Problem requirements:
Please write out the whole listing that follows exactly; the pictures stay out.
******
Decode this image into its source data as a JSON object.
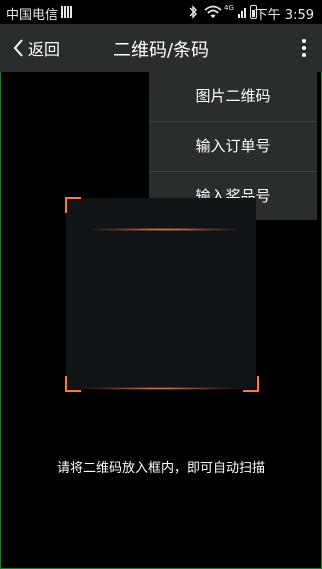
{
  "status_bar": {
    "carrier": "中国电信",
    "network_type": "4G",
    "time_prefix": "下午",
    "time": "3:59"
  },
  "header": {
    "back_label": "返回",
    "title": "二维码/条码",
    "more_icon": "more-vertical-icon"
  },
  "menu": {
    "items": [
      {
        "label": "图片二维码"
      },
      {
        "label": "输入订单号"
      },
      {
        "label": "输入奖品号"
      }
    ]
  },
  "scanner": {
    "hint": "请将二维码放入框内，即可自动扫描",
    "corner_color": "#ff7a3a"
  },
  "colors": {
    "bar_background": "#2a2d2e",
    "page_background": "#000000"
  }
}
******
Answer to this problem:
Decode this image into its source data as a JSON object.
{
  "status_bar": {
    "carrier": "中国电信",
    "network_type": "4G",
    "time_prefix": "下午",
    "time": "3:59"
  },
  "header": {
    "back_label": "返回",
    "title": "二维码/条码",
    "more_icon": "more-vertical-icon"
  },
  "menu": {
    "items": [
      {
        "label": "图片二维码"
      },
      {
        "label": "输入订单号"
      },
      {
        "label": "输入奖品号"
      }
    ]
  },
  "scanner": {
    "hint": "请将二维码放入框内，即可自动扫描",
    "corner_color": "#ff7a3a"
  },
  "colors": {
    "bar_background": "#2a2d2e",
    "page_background": "#000000"
  }
}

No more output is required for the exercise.